Cooper’s Hawks are normally found across open woodlands and deciduous forests. In recent years these hawks have also increasingly been found in urban and suburban environments. This range dispersion has generally been associated with the hunt for prey.
The diet of the Cooper’s Hawk is predominantly made up of medium sized birds, although smaller birds are also eaten. In the main the diet comprises American Robins, European Starlings, thrushes, jays and woodpeckers. The aggressive nature of the Cooper’s Hawk though does see it attack and kill American Kestrels and Sharp-shinned Hawks as well.
In addition to other birds, the diet of the Cooper’s Hawk can comprise of mammals, including squirrels, hares and mice, as well as on occasion, reptiles, including snakes and lizards.

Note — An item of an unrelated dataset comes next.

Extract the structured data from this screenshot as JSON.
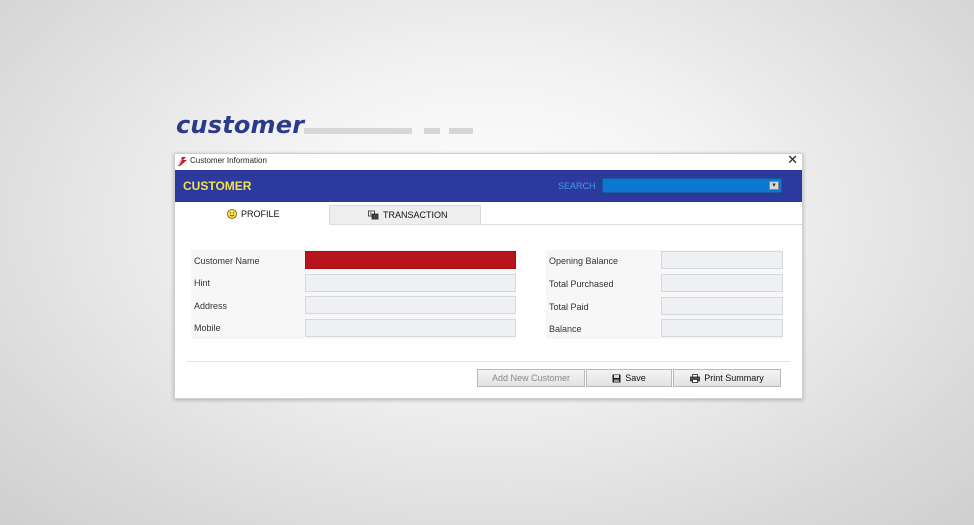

Those birds that find themselves in the urban environments will find themselves with an array of birds to prey upon, including the mourning dive and rock pigeon. These urban environments also make it extremely easy for the Cooper’s Hawk to find its prey, all it has to do is keep an eye on bird tables and feeders in gardens, and await small birds to start feeding. These small birds normally stand little chance of survival if the Cooper’s Hawk starts to chase it down.
Cooper’s Hawks can be normally seen hunting on the wing, gliding over wooded habitats. Very quickly though, the Cooper’s Hawk can change from a gliding search, to an active pursuit. The relatively short wingspan and long tail of the Cooper’s Hawk, allows them to dart through even the densest of woodland at great speed; avoiding the vegetation and making quick turns to stay within sight of their prey.
Prey is caught by making use of the feet of the Cooper’s Hawk; once caught the prey will be squeezed until it dies, and is then consumed. There is also some evidence to suggest that drowning prey is also a relatively common occurrence.
In addition to gliding, Cooper’s Hawks can also be observed perched on high tree tops, poles and fences, where they sit and wait for unknowing prey to come within their grasp. Once sighted a rapid, short chase will normally ensue.